Sunday, December 18, 2011

The Boom in the Midst of a Malaise

It’s Friday afternoon and the sidewalks at Main Street and Roosevelt Avenue in Flushing, Queens are saturated with bargain hunters.  Awning-draped storefronts and their street vendor competitors vie for shoppers’ attention while commuters, arriving on the 7 train, veer off the walkway to maneuver around the slower-footed traffic here at New York City’s third-busiest pedestrian intersection.  


The small retailers at the center of the cacophony of commerce form the spine of this largely Asian immigrant community that has seen job growth and new businesses throughout the Great Recession and its aftermath.


While much of Queens flounders with low investment this neighborhood’s retail economy is the force behind its steady expansion. 


“Unlike some other areas we don't have vacant store fronts,” said Grace Meng, Flushing’s representative in the New York State Assembly.  She adds, “I think it is because we have a lot of small businesses and many of them are first generation immigrants who really work hard.”


According to a report from the New York State Comptroller Flushing experienced continuous job gains from 2005 through the end of 2010.  This was the result of a decade of new businesses and entrepreneurs setting up shop.  In 2009 there were almost 40 percent more companies operating here than 10 years before.


While some of this growth is attributable to the entrance of large retailers, such as Target, Old Navy, and Best Buy, this community – where 90 percent of companies have fewer than 10 workers – continues to depend on the energies of its more diminutive enterprises.


Monday, December 12, 2011

Will Baby Boomers Fix Unemployment?

Maybe the recent drop in the job market’s participation rate wasn’t entirely due to discouraged workers giving up on finding a job.

Earlier this month the Bureau of Labor Statistics (BLS) released a lower unemployment figure and the component data showed that it was a result of both an increase in jobs and a decrease in the number of potential workers.  When examining these numbers I assumed the decrease was due to frustrated job seekers putting their searches on hold.

But according to a recent Bloomberg article some of the drop in the overall size is of the workforce is because baby-boomers are starting to hang up their business suits for good.

Think of all those 50 and 60-somethings.  As they retire opportunities arise for the jobless.

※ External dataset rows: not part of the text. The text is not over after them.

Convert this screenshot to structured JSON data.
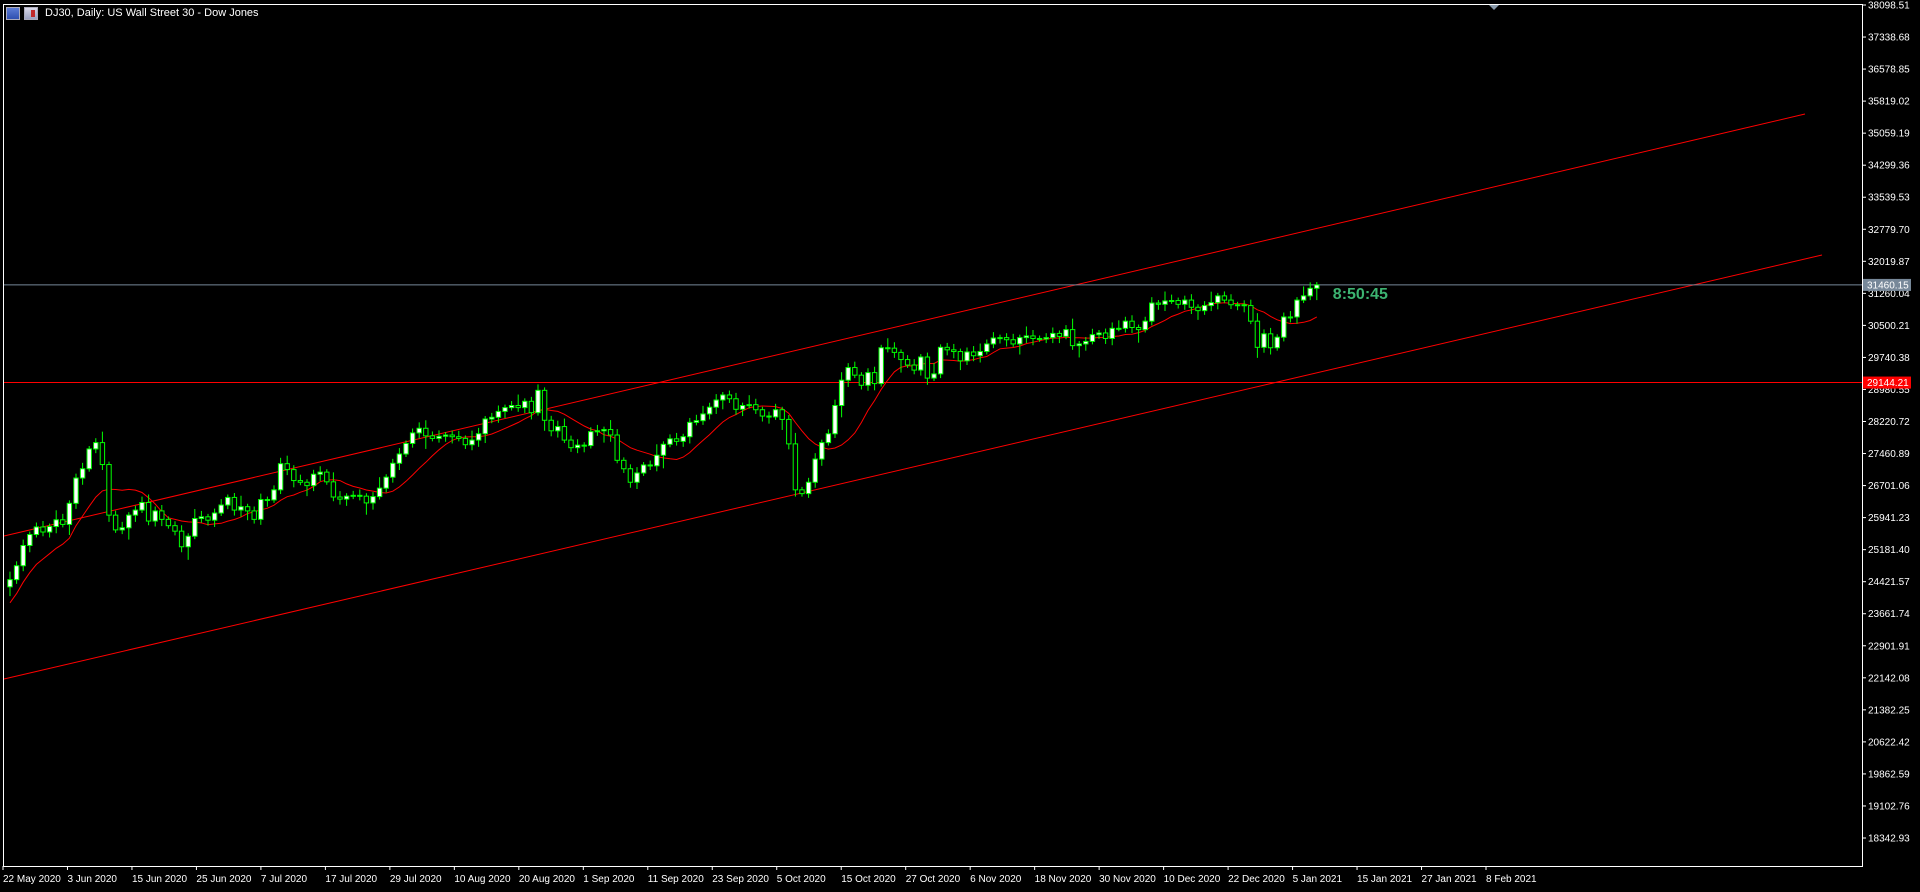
{
  "window": {
    "title": "DJ30, Daily:  US Wall Street 30 - Dow Jones",
    "icons": [
      "chart-window-icon",
      "symbol-flag-icon"
    ]
  },
  "colors": {
    "background": "#000000",
    "frame": "#ffffff",
    "bull_candle": "#ffffff",
    "bear_candle": "#000000",
    "wick": "#00ff00",
    "moving_average": "#ff0000",
    "channel": "#ff0000",
    "bid_line": "#778899",
    "resistance": "#ff0000",
    "timer": "#3cb371",
    "axis_text": "#ffffff"
  },
  "timer_text": "8:50:45",
  "chart_data": {
    "type": "candlestick",
    "title": "DJ30, Daily:  US Wall Street 30 - Dow Jones",
    "y_ticks": [
      "38098.51",
      "37338.68",
      "36578.85",
      "35819.02",
      "35059.19",
      "34299.36",
      "33539.53",
      "32779.70",
      "32019.87",
      "31260.04",
      "30500.21",
      "29740.38",
      "28980.55",
      "28220.72",
      "27460.89",
      "26701.06",
      "25941.23",
      "25181.40",
      "24421.57",
      "23661.74",
      "22901.91",
      "22142.08",
      "21382.25",
      "20622.42",
      "19862.59",
      "19102.76",
      "18342.93"
    ],
    "ylim": [
      17583.1,
      38098.51
    ],
    "x_ticks": [
      "22 May 2020",
      "3 Jun 2020",
      "15 Jun 2020",
      "25 Jun 2020",
      "7 Jul 2020",
      "17 Jul 2020",
      "29 Jul 2020",
      "10 Aug 2020",
      "20 Aug 2020",
      "1 Sep 2020",
      "11 Sep 2020",
      "23 Sep 2020",
      "5 Oct 2020",
      "15 Oct 2020",
      "27 Oct 2020",
      "6 Nov 2020",
      "18 Nov 2020",
      "30 Nov 2020",
      "10 Dec 2020",
      "22 Dec 2020",
      "5 Jan 2021",
      "15 Jan 2021",
      "27 Jan 2021",
      "8 Feb 2021"
    ],
    "price_labels": [
      {
        "name": "bid",
        "value": "31460.15"
      },
      {
        "name": "resistance",
        "value": "29144.21"
      }
    ],
    "closes": [
      24470,
      24800,
      25280,
      25540,
      25720,
      25600,
      25730,
      25890,
      25780,
      26280,
      26880,
      27100,
      27570,
      27720,
      27200,
      26000,
      25650,
      25700,
      26000,
      26120,
      26300,
      25860,
      26100,
      25900,
      25750,
      25620,
      25250,
      25500,
      25920,
      25960,
      25880,
      26050,
      26240,
      26420,
      26120,
      26200,
      26100,
      25900,
      26370,
      26360,
      26600,
      27220,
      27080,
      26820,
      26780,
      26700,
      26970,
      27020,
      26790,
      26430,
      26380,
      26450,
      26470,
      26450,
      26290,
      26440,
      26640,
      26900,
      27230,
      27450,
      27700,
      27950,
      28060,
      27880,
      27820,
      27870,
      27900,
      27860,
      27820,
      27670,
      27780,
      27930,
      28280,
      28320,
      28460,
      28550,
      28600,
      28550,
      28700,
      28430,
      28960,
      28250,
      28000,
      28100,
      27780,
      27600,
      27660,
      27650,
      27980,
      28000,
      28030,
      27900,
      27300,
      27100,
      26780,
      27000,
      27190,
      27170,
      27420,
      27680,
      27810,
      27750,
      27860,
      28200,
      28240,
      28400,
      28560,
      28730,
      28850,
      28760,
      28510,
      28600,
      28620,
      28500,
      28350,
      28330,
      28500,
      28270,
      27690,
      26600,
      26510,
      26780,
      27330,
      27720,
      27930,
      28600,
      29200,
      29500,
      29320,
      29080,
      29380,
      29120,
      29970,
      29960,
      29860,
      29690,
      29560,
      29440,
      29750,
      29250,
      29350,
      29980,
      29920,
      29880,
      29660,
      29870,
      29780,
      29880,
      30060,
      30200,
      30210,
      30160,
      30060,
      30210,
      30250,
      30190,
      30180,
      30210,
      30310,
      30240,
      30400,
      30020,
      30060,
      30120,
      30280,
      30320,
      30190,
      30430,
      30430,
      30600,
      30450,
      30400,
      30600,
      31030,
      31000,
      31080,
      31090,
      31000,
      31100,
      30930,
      30850,
      30970,
      31040,
      31200,
      31100,
      30990,
      30990,
      30970,
      30600,
      29980,
      30300,
      29970,
      30220,
      30700,
      30700,
      31100,
      31200,
      31380,
      31460
    ]
  }
}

And, because their numbers are large and their unemployment rate relatively low, many additional jobs will become available as more hit the 65-year milestone.

There’s one caveat that is important to note, however.  A retirement decision is often contingent on the performance of an investment portfolio.  The stock market, although still showing volatility, rebounded well from its low in 2009.  But if a future shock – like a unexpected European sovereign default – causes equity prices to plunge potential retirees may decide to stay in their occupations well past their 65th birthday.

Friday, December 9, 2011

IRS Is Getting In The Way

The federal government allows job seekers to deduct from their taxes costs incurred while looking for work, according to a recent press release from the IRS. 

Travel expenses or fees to employment agencies can amount to a significant chunk of cash for the unemployed, particularly at a time when every extra dollar becomes increasingly valuable. Fortunately a tax write-off can lesson the burden of these costs and, for some, keep these job placement avenues available.

But, as always, there’s a catch. You have to be seeking employment in the same field as your previous occupation.

The problem is that in today’s shifting economy many of the more than 13 million unemployed workers come from shrinking sectors where new job openings are often accompanied by crowds of other applicants.  As jobs in manufacturing contract, for example, the best option for those unemployed workers is often to find a new career in a different field.

But by taxing funds used toward finding a job outside of one's established trade, the federal government is, in effect, providing a disincentive for workers to move toward the most dynamic and efficient businesses.

Sunday, December 4, 2011

Job Gains But Fewer Workers

The Bureau of Labor Statistics (BLS) released its November employment report on Friday revealing a seemingly promising drop in unemployment as job seeker rolls reduced by 594,000.  This new data generated a jobless rate of 8.6 percent, down four-tenths of a point from last month and 1.2 percent year-to-year. 

But fewer unemployed workers doesn’t necessarily mean more people have jobs.

Further into the report the BLS stated, “the number of unemployed persons, at 13.3 million, was down by 594,000 in November. The labor force, which is the sum of the unemployed and employed, was down by a little more than half that amount.”

So over half of the workers accounting for the drop in the official unemployment rate didn’t find jobs.  Instead they stopped looking for work.